## [What is needed]
Scan the records below. Copy every line in which the word "screenshot" appears.

Website and app data records
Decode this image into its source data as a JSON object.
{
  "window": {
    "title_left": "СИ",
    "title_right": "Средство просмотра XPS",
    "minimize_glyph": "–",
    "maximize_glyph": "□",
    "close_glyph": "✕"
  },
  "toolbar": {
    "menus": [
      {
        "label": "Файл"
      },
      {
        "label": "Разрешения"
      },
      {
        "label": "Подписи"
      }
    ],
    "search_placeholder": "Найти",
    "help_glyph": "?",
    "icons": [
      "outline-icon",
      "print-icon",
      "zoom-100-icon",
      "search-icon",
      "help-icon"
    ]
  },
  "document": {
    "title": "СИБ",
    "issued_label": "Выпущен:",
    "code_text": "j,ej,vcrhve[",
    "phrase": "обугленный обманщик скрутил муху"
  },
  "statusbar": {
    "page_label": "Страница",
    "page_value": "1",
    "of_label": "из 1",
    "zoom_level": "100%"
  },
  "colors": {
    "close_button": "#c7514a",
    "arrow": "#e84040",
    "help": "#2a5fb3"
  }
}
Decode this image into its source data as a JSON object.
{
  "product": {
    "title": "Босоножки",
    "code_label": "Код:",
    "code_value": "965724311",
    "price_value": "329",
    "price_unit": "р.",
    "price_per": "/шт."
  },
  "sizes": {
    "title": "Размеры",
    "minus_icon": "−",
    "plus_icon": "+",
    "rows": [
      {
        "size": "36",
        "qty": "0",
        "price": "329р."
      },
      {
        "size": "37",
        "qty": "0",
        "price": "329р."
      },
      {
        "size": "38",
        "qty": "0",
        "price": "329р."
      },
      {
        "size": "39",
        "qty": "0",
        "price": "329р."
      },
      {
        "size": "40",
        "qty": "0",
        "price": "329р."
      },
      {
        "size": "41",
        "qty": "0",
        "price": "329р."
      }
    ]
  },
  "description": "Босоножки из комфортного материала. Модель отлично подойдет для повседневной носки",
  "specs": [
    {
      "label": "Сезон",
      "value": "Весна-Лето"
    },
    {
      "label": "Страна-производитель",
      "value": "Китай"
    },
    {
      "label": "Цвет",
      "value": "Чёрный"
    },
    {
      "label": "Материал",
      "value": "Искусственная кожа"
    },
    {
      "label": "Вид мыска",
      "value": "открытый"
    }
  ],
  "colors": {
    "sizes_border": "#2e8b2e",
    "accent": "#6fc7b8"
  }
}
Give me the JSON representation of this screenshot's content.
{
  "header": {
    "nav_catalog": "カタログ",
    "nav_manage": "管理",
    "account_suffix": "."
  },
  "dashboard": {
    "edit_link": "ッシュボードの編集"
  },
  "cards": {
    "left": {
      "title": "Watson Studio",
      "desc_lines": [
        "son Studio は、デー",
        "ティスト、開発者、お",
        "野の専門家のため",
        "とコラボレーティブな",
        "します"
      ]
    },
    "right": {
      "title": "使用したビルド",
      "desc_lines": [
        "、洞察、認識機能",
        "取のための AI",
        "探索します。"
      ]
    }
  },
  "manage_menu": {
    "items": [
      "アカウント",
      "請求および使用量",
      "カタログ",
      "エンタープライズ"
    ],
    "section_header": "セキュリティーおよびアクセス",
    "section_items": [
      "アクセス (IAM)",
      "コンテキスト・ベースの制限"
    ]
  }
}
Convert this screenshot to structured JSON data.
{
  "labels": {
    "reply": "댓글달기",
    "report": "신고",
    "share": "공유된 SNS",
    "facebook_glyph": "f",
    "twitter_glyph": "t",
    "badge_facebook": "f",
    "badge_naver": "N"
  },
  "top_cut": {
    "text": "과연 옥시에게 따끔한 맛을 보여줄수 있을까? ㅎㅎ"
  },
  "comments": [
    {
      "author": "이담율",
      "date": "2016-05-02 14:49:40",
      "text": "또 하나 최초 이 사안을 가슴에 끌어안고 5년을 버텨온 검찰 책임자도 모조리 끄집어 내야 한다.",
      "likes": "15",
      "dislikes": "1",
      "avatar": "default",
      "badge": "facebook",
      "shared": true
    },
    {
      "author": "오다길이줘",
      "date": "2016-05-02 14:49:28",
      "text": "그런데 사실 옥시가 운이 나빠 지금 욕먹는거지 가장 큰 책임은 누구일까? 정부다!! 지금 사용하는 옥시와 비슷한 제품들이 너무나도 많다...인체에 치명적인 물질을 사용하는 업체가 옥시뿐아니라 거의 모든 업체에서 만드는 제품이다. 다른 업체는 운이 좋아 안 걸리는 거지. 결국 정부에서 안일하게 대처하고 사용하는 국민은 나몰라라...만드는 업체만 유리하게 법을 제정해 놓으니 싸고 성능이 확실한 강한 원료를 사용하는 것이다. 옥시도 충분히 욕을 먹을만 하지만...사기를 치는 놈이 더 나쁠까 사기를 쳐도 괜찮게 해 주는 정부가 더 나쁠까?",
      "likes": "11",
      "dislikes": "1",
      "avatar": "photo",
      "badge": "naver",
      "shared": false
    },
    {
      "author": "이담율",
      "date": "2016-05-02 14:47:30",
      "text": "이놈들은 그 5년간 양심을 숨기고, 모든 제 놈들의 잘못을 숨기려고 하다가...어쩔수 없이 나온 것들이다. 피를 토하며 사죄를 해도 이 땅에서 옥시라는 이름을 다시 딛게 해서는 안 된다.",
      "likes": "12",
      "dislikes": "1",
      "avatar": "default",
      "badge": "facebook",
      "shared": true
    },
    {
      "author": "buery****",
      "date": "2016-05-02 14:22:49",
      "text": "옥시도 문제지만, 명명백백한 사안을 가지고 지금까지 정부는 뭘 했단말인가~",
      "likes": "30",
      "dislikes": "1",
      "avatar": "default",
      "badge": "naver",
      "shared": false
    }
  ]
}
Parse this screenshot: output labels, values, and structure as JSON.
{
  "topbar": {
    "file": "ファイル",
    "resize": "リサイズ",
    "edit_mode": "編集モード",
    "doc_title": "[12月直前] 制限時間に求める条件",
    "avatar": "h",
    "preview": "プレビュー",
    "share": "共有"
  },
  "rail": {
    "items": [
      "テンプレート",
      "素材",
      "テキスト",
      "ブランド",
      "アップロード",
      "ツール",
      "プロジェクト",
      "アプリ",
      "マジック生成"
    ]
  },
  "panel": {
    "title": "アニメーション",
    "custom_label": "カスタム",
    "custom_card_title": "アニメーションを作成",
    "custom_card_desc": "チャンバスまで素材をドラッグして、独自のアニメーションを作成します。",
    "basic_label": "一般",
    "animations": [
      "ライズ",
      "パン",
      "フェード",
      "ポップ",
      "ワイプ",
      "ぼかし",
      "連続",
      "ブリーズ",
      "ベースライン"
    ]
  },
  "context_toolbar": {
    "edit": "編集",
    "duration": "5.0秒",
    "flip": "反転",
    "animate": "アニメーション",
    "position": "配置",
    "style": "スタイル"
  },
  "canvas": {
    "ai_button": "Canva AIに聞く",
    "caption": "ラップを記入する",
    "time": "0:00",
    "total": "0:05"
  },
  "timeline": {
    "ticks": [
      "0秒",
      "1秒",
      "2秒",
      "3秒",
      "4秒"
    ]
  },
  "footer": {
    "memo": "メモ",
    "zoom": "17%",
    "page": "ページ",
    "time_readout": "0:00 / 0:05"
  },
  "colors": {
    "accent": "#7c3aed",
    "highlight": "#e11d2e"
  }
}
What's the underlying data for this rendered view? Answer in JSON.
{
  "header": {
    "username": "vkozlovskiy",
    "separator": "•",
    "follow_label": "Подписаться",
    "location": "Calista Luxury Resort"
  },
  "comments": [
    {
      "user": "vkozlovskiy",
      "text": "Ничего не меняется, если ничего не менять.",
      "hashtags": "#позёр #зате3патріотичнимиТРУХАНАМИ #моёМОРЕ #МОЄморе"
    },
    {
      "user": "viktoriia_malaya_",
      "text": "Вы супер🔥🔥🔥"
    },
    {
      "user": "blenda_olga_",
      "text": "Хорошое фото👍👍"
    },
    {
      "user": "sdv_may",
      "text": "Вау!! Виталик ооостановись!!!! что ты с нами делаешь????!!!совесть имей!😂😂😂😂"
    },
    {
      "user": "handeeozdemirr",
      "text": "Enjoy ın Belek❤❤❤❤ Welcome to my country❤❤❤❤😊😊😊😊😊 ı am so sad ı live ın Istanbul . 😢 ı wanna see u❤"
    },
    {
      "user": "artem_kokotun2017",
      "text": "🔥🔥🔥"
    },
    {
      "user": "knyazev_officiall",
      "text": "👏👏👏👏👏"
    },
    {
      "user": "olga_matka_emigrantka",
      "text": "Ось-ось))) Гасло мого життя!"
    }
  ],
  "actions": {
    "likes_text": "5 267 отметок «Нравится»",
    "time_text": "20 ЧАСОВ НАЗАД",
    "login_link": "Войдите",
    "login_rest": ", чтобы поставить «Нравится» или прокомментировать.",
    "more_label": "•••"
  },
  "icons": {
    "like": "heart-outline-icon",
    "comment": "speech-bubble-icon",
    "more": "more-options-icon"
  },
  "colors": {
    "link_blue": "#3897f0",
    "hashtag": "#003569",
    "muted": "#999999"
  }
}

## [Answer for the task]
Give me the JSON representation of this screenshot's content.
Convert this screenshot to structured JSON data.
Parse this screenshot: output labels, values, and structure as JSON.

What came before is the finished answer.